A History of Detective Fiction

The Merchant's House

By Kate Ellis

Go to catalog
A marvelous British police procedural featuring detective and amateur archaeologist Wesley Peterson, a man whose unusual talents will be needed to solve two brutal murders--one of them over 400 years old.
Reserve this title

Death of a Tenor Man

By Bill Moody

Go to catalog

"Tenor sax player Wardell Gray died in Vegas back in the fifties, but his legend lives on. Moonlighting from his job playing piano at the Fashion Show Mall, Evan Horne is doing a favor for a scholar by asking questions about Wardell Gray's death.

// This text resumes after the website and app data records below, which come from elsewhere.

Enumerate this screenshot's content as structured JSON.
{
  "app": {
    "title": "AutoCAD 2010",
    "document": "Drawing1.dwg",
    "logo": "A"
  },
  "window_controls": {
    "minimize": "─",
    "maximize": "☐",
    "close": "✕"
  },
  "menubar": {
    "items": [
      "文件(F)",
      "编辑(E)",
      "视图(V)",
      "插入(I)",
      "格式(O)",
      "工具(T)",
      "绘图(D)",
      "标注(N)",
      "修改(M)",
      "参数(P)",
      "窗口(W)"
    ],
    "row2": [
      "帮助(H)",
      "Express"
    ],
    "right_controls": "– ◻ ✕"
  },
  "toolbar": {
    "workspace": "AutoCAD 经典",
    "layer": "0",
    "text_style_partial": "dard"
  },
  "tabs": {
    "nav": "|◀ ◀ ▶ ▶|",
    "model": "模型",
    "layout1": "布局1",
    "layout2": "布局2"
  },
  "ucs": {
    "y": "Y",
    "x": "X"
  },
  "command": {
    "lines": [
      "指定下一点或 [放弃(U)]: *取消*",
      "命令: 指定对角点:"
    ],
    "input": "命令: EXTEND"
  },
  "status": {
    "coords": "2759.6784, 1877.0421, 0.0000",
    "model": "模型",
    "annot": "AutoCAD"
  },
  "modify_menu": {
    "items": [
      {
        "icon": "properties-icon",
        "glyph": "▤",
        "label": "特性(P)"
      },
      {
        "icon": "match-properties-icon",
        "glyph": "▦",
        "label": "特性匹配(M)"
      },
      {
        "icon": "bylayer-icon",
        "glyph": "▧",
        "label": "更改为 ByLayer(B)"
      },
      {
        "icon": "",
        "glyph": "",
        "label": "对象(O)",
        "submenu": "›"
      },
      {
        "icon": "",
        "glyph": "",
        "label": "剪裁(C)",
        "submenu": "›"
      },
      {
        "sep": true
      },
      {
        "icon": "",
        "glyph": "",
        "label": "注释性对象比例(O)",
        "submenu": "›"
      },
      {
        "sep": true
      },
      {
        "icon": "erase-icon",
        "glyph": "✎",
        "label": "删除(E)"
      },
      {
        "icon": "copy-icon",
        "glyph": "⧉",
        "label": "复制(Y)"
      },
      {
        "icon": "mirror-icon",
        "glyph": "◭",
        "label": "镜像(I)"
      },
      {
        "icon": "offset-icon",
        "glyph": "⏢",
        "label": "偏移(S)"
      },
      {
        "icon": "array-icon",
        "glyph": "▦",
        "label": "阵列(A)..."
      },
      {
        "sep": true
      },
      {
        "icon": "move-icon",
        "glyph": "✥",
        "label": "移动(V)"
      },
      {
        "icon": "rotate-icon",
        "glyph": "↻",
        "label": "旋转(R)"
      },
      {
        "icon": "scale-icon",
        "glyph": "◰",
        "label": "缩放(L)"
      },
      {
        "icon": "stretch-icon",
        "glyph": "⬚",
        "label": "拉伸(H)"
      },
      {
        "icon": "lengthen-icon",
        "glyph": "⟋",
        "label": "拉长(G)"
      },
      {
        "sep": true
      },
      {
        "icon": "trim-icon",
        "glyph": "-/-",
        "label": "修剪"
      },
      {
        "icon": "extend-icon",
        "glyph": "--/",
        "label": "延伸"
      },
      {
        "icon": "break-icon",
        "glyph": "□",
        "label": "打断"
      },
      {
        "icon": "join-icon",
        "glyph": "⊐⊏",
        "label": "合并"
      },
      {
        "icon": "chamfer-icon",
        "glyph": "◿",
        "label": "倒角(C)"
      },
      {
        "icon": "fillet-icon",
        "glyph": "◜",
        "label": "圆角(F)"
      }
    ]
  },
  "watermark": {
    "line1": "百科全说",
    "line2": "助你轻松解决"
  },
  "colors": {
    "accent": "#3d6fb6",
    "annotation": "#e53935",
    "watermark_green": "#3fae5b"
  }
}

As Evan circles in on a little-known history of a 1950s black jazz club, the heat, glitz, and pay-back of Vegas come down hard--with the power to swing, smoke, and kill."

Reserve this title

A History of Detective Stories: Current Trends

Detective fiction remains a major field in popular literature both for authors and readers.Many new trends and subgenres have emerged in literary detective fiction during the last twenty years, both redefining and broadening the genre.Some of the currently popular subgenres are historical fiction, fiction featuring minority characters, and detective fiction set outside of traditional locations.In fact, detective fiction has become such a diverse genre of literature that it appears to be splitting into several distinct genres, each with its own style and method of gripping readers’ attention.

A History of Detective Stories: Film Noir

One of the sub-genres that defined classic American crime and detective movies was film noir, a style that was pervasive in detective films of the 1940s and 1950s. Film noir arose during the post-World War II period in the United States as a generation that fought in one of the most brutal conflicts the world had ever seen returned home to a changed America where jobs were scarce and the national mood seemed darker and more cynical than during the war itself. 

A History of Detective Fiction: Literary Origins

Detective and crime-related stories are one of the most popular genres of fiction. In literary form, detective novels are so numerous that publishing companies devote entire labels to the genre and release hundreds of entries per year. Detective/crime-related narratives have become a major part of television programming, with networks basing their entire primetime schedule around crime-related series.